• Task directions:
If a line of the data below holds the word "Scanning", list it.

• Data for the task:
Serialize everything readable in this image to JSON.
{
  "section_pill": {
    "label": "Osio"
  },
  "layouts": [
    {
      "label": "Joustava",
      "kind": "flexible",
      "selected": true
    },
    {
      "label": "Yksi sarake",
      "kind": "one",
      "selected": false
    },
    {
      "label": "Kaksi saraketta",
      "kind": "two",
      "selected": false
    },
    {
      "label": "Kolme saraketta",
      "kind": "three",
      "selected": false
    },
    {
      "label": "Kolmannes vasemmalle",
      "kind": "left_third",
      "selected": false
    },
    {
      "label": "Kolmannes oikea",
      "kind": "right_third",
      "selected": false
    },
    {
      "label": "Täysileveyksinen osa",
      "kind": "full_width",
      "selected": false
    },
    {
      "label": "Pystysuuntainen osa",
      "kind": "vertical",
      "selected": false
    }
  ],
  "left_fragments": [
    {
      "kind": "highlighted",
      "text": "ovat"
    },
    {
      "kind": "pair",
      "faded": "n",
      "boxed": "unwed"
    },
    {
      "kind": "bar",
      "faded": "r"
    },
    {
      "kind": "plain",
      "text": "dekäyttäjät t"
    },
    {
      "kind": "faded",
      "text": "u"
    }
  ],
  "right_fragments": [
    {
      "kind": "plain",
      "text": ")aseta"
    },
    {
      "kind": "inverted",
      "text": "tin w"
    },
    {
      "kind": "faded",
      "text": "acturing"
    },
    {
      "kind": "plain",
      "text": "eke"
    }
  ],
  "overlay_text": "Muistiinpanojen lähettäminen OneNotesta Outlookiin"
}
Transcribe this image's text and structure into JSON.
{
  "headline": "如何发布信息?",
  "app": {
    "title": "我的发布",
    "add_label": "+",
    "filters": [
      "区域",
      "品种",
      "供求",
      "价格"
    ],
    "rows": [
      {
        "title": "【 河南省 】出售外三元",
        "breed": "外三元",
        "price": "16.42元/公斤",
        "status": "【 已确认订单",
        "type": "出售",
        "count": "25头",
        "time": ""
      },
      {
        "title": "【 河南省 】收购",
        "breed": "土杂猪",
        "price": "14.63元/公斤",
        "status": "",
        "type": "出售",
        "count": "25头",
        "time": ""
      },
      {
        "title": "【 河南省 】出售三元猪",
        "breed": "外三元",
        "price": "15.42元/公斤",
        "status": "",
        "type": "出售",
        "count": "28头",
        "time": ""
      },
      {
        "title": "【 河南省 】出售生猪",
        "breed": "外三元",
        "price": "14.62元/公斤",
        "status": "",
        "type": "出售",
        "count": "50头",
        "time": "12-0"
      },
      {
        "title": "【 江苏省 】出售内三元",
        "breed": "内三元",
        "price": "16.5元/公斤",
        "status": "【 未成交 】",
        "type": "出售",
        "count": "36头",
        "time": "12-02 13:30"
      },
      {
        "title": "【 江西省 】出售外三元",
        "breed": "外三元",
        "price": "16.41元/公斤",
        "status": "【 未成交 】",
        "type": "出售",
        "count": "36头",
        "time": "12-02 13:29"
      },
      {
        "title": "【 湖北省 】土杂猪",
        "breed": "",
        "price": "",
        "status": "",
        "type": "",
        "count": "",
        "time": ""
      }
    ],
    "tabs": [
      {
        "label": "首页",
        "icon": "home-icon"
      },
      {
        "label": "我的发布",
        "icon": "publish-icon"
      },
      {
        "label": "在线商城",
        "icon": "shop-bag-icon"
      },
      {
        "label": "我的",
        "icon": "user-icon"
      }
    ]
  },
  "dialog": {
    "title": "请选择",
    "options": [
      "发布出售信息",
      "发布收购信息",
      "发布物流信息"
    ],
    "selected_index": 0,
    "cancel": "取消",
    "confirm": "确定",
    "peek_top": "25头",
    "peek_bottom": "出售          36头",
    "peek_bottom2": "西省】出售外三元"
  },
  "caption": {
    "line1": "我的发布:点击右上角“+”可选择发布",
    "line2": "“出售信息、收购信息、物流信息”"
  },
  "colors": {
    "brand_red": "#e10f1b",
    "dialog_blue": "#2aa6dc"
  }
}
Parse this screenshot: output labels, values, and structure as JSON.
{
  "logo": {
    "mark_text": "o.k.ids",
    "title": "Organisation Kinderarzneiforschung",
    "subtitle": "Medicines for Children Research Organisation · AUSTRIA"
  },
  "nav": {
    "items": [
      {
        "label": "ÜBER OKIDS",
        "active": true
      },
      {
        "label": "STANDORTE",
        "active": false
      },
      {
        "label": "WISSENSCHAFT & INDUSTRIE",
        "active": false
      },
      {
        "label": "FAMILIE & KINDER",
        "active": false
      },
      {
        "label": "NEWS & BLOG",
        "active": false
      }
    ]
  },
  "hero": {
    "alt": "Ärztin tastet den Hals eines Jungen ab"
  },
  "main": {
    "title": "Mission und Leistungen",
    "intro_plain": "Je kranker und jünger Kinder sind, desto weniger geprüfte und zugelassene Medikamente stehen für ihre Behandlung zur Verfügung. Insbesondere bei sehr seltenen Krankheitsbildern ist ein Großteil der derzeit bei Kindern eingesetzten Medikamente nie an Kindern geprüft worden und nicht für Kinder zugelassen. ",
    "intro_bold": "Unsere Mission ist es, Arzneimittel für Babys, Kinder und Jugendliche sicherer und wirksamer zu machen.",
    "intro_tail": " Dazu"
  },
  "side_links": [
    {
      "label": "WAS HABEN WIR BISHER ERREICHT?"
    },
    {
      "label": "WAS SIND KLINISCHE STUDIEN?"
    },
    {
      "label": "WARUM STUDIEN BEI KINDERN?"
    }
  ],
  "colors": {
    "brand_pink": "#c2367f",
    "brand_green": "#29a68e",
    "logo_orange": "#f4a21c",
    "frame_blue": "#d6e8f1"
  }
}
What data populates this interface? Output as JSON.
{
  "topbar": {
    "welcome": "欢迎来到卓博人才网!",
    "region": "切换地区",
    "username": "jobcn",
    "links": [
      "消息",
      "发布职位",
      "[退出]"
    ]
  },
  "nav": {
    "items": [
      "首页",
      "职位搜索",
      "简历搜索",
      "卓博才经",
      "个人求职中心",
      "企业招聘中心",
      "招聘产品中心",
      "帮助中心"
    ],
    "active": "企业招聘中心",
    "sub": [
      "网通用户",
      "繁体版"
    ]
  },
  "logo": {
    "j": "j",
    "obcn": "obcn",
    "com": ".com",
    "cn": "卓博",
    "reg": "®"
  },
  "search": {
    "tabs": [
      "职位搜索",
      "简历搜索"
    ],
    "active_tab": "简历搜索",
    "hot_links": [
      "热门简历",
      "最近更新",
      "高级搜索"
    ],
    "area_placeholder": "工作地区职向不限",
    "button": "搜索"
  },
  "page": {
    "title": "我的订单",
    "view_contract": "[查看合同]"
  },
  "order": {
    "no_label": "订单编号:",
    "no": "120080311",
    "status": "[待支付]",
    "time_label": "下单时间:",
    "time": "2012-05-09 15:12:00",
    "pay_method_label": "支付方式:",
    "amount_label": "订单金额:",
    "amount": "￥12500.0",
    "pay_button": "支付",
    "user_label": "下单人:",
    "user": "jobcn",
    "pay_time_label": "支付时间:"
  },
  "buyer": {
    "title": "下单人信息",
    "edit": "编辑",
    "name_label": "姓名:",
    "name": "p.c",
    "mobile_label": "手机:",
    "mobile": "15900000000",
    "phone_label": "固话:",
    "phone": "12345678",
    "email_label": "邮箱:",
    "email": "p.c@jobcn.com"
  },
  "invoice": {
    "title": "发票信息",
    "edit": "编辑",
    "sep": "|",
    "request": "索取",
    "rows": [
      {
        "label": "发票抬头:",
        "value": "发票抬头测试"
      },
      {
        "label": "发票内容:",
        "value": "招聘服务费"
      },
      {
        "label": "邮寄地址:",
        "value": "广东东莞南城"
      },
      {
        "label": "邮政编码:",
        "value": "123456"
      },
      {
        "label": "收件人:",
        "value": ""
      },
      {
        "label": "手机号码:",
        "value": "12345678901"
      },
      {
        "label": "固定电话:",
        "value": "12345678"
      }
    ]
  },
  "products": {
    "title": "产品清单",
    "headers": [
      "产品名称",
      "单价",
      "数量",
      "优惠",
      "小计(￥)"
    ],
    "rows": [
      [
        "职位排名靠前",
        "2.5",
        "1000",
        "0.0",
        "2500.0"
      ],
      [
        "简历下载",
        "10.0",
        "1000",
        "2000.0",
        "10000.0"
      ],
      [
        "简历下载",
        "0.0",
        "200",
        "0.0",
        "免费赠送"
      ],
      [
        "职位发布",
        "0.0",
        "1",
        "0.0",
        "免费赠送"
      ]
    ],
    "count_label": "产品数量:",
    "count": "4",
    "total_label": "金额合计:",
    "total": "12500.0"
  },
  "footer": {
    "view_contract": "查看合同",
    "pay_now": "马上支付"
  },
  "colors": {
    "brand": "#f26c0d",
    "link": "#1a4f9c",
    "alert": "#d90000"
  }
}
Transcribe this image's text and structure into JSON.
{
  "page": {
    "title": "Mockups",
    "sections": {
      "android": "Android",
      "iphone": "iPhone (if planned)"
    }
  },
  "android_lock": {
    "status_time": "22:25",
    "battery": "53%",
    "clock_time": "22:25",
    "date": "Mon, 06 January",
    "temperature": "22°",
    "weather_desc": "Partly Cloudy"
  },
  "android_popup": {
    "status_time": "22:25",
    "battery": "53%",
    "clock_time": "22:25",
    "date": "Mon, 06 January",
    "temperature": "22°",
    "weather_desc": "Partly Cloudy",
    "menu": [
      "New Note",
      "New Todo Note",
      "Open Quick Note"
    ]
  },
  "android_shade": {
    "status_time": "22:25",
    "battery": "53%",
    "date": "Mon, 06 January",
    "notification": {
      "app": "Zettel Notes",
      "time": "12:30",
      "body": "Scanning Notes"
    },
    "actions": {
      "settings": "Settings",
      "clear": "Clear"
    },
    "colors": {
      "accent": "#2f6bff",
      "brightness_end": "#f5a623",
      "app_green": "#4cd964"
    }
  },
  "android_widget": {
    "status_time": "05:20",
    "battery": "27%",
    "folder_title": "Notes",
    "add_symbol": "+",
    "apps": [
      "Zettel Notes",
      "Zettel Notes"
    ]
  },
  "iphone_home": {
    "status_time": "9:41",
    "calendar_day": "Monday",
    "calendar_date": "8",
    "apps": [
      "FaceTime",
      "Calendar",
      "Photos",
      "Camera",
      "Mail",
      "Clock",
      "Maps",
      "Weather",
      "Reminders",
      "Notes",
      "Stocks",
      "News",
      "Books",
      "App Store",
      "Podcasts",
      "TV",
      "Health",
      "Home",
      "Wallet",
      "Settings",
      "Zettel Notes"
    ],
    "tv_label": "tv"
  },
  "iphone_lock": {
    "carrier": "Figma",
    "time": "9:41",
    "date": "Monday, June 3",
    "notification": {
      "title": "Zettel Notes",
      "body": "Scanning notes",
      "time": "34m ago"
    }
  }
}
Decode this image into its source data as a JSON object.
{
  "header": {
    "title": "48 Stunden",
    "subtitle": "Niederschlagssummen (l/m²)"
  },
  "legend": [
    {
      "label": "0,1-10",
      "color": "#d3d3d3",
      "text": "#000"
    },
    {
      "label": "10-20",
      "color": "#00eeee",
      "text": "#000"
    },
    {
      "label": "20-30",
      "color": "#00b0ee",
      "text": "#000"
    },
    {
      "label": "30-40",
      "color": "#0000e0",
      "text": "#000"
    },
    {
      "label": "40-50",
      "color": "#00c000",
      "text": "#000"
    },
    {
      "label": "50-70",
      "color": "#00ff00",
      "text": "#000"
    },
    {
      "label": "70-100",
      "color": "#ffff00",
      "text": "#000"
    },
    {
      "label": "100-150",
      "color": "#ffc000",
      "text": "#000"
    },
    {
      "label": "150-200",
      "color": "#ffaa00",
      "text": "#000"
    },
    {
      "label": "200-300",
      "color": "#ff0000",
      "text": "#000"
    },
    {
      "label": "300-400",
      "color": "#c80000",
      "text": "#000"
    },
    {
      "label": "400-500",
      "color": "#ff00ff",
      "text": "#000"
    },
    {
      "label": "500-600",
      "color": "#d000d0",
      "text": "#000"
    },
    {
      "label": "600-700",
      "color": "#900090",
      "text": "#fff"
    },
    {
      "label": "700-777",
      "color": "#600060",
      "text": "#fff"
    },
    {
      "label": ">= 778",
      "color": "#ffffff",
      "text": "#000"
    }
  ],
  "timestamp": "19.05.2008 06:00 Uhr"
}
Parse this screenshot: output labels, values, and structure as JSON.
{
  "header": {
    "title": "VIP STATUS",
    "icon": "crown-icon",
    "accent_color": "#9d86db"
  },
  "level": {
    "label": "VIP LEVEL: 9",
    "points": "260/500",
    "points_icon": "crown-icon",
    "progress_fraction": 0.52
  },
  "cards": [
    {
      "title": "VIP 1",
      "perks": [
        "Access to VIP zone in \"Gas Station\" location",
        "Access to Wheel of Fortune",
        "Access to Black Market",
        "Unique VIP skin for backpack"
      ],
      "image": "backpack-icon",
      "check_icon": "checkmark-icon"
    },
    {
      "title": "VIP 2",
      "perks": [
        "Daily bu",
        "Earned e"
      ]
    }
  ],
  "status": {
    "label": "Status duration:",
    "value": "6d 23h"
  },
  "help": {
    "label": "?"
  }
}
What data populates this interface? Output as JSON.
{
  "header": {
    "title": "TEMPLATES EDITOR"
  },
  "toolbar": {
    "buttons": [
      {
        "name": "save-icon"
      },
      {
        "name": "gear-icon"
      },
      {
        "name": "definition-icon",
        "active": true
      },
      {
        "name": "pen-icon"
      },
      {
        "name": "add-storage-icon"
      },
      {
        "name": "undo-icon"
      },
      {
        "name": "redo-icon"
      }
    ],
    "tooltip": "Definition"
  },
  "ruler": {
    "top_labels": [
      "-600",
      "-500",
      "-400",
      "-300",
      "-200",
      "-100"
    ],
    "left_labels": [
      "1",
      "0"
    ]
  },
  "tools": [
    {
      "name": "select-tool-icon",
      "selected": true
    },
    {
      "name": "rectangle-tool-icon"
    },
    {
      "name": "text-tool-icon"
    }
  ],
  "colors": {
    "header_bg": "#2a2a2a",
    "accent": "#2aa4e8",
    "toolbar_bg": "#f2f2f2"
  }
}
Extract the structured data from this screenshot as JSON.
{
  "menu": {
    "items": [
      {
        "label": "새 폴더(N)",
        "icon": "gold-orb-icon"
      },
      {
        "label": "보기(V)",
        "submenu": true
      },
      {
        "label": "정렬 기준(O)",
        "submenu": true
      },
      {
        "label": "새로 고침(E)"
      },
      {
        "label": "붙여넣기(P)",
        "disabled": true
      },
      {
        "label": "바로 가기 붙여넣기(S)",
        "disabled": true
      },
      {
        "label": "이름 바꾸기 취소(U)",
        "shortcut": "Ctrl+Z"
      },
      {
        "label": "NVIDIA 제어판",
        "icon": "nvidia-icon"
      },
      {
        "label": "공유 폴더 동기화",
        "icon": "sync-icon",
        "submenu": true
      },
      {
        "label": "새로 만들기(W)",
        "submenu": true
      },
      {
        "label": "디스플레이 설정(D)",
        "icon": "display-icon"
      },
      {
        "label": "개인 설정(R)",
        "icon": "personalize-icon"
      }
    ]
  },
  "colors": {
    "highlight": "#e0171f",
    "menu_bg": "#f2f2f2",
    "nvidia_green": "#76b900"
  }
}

• Result for this exercise:
      "body": "Scanning Notes"
      "body": "Scanning notes",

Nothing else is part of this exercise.